Voltaire's position regarding Africans, slaves and the slave-trade has been a source of scholarly controversy. Claudine Hunting thinks that Voltaire was decidedly against slavery. On the other hand, for example, Christopher L. Miller and Michele Duchet point out that the evidence is otherwise. Also, it has been stated by biased authors that Voltaire profited directly from the trade in slaves overseas, himself. Eugene de Mirecourt had published portions of a letter in 1877 as proof for such accusation, but the letter has been judged not authentic by more recent scholarship.

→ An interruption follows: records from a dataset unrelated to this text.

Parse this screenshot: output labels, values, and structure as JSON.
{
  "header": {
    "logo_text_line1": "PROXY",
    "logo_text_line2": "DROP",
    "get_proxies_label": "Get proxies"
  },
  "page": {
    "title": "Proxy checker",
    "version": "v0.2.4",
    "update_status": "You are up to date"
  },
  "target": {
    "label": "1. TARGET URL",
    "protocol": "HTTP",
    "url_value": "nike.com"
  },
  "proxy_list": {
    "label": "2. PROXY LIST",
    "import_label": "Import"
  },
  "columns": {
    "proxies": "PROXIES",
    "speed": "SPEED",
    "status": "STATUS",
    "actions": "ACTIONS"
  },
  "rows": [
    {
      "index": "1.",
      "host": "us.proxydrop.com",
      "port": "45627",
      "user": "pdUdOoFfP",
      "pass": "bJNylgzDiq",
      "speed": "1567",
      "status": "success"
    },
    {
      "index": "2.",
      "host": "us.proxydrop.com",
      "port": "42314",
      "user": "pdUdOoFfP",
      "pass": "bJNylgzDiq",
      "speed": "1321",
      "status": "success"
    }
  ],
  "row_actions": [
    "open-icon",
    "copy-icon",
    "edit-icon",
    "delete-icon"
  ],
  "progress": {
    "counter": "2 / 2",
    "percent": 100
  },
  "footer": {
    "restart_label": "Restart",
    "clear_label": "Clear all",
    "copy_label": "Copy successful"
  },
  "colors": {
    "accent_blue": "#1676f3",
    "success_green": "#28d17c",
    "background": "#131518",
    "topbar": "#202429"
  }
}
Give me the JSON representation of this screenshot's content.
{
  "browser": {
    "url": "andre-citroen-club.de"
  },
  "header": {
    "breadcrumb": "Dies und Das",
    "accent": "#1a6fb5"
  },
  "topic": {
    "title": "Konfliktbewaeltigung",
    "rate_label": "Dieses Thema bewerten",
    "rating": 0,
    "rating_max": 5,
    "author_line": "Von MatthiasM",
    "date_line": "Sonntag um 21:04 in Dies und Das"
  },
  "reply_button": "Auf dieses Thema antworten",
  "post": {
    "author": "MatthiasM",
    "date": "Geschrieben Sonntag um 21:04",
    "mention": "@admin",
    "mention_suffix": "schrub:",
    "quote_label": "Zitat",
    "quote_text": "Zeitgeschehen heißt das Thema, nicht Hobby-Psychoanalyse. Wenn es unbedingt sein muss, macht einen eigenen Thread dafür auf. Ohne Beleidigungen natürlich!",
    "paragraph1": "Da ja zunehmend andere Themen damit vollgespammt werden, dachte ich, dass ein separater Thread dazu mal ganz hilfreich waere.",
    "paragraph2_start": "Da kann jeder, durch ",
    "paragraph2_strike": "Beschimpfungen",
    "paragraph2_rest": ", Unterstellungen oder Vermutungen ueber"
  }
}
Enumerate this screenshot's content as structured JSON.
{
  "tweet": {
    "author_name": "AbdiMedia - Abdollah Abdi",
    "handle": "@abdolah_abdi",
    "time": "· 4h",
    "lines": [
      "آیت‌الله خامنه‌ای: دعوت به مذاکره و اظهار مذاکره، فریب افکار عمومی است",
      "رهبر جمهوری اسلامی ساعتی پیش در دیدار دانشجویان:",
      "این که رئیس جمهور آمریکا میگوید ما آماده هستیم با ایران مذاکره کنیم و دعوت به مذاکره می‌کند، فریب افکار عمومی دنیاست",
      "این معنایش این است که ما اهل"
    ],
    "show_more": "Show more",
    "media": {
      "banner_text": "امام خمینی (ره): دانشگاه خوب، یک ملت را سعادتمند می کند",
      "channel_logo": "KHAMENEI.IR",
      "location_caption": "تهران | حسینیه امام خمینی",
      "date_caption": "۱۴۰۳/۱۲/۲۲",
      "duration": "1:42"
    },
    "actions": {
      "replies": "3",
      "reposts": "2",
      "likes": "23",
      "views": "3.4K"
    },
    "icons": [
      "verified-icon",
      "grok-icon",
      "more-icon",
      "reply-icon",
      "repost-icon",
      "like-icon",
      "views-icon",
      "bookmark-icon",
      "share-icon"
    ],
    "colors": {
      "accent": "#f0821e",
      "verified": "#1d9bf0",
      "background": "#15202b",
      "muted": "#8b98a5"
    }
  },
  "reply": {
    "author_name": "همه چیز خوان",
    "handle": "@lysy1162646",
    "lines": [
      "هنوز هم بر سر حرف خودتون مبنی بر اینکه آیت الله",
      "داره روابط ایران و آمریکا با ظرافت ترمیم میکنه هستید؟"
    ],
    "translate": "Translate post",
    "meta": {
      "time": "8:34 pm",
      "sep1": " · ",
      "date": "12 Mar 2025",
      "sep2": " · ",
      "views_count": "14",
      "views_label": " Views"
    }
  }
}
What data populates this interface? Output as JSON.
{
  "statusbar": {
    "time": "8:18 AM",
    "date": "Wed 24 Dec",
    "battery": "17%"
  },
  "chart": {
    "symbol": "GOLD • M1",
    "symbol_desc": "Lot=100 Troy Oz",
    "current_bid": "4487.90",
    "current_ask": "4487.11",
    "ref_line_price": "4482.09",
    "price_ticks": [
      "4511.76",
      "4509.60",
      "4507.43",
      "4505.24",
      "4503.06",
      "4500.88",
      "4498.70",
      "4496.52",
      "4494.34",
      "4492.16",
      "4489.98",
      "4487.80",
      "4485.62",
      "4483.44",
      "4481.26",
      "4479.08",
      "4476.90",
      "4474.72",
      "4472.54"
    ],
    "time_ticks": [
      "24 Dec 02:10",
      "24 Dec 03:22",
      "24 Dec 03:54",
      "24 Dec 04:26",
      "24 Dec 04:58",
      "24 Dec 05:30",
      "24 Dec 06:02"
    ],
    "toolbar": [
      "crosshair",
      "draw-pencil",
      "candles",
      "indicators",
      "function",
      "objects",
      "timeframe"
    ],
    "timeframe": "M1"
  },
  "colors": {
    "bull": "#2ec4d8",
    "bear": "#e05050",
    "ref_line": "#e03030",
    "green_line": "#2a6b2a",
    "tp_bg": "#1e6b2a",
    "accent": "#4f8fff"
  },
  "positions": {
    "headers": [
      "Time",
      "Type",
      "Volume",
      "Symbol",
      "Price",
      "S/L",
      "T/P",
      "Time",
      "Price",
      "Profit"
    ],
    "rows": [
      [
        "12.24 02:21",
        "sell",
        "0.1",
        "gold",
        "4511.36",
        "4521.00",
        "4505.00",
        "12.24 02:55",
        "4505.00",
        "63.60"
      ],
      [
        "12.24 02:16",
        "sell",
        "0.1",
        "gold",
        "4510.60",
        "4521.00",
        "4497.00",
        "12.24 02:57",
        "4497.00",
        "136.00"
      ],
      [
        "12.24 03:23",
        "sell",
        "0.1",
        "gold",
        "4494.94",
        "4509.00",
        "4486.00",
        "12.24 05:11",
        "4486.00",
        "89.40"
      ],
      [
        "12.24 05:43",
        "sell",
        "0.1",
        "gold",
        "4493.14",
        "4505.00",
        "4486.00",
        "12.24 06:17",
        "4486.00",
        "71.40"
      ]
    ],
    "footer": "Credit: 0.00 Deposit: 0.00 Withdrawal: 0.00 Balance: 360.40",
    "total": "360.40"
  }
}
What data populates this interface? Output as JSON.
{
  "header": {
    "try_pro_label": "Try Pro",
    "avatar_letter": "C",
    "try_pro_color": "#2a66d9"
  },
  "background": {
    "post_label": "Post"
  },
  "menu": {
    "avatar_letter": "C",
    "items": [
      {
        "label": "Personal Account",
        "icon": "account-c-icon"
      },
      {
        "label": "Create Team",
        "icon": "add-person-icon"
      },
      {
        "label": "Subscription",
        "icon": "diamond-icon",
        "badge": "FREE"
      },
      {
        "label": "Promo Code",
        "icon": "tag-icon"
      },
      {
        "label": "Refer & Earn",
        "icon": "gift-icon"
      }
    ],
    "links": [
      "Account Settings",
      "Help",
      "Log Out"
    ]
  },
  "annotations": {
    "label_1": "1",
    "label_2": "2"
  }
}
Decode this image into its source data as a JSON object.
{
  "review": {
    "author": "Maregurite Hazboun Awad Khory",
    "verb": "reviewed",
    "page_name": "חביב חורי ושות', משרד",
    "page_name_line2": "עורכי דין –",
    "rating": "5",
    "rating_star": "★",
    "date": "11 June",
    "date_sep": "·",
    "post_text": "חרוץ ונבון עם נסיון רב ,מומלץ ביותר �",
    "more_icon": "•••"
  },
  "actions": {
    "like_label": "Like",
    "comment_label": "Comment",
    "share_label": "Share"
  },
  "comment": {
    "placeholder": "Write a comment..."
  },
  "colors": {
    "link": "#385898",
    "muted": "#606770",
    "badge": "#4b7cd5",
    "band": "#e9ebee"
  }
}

Indeed, however, Voltaire had invested funds in the company "Companie des Indes". This company participated in the colonial wars of conquest and at times held the monopoly for the slave trade in France. Voltaire seemed to be more concerned about the welfare of regular servants than the problems with the trade of slaves which he held to be a necessary evil, perhaps. A ship belonging to a slave trader was named after Voltaire, which he considered an honor.
One of the slave traders brought back an albino person to Paris whom he described as "an animal, which is similar to a human being." The albino seemed to him to be a missing link between animal and human being; this is a topic Voltaire also dealt with in other places. Voltaire thought the African to be a different species of man from the White man, which reproduces with the orangutan monkey.
In Voltaires "Essai sur les moeurs et l'esprit des Nations" [Essay on the Blacks and the Spirit of the Nations.?] there is a passage stating: "We purchase our house slaves only from among black men; some condemn this practice. But a people which trades with its children, is much more damming than one who purchases slaves. This trade demonstrates our superiority; the one who gives himself to an owner has been born to have one (an owner). Already the editor, named Condorcet, an opponent of slavery, commented that this passage by Voltaire is not meant to be seen as a defense of slavery. The older secondary sources commenting on this have not fully supported this conclusion (of Condorcet). The same work by Voltaire also contains the thesis that there exist among peoples of the world a natural gradation, which rarely changes, in regards to genius and character. This is the reason which the black man are different kinds of humans. But, still, Voltaire describes also the unfair treatment of slaves, saying "Humans like ourselves" and compared the disparagement of Jews in the ancient Rome with "our" view of the "negro", as a "less developed species of mankind."
With Voltaire one also finds firmly critical thoughts regarding slavery... He also describes the mutilation of slaves by Surinam in "Candide"... In "Commentaire sur l'Esprit des lois" (1777) Voltaire praises Montesquieu for denouncing slavery. Voltaire commented with enthusiasm on the attitudes of the Quakers of Pennsylvania who had a position against slavery and were able to to abolish it. He called the war of Sparta a just war, if not the only ever just war. [?] In the last years of his life, Voltaire worked toward the abolishing of slavery in the Jura together with a lawyer friend Charles-Frederic Gabriel Christin...
Most likely Voltaire developed his thoughts over time standing somewhere in the middle at times or combining points of views.
Nevertheless, it is interesting to hear in the context also, and in that time, place and with this author, the opinion regarding the descent or interbreeding with the orangutan, the idea that there are different kinds of species of man with different levels of genius or intelligence. Once the biblical view went out, the new semi-scientific, or speculative philosophical view was open to rationalization and viewing others as inferior.
Interesting also that he was commenting on "a link" between animal and human.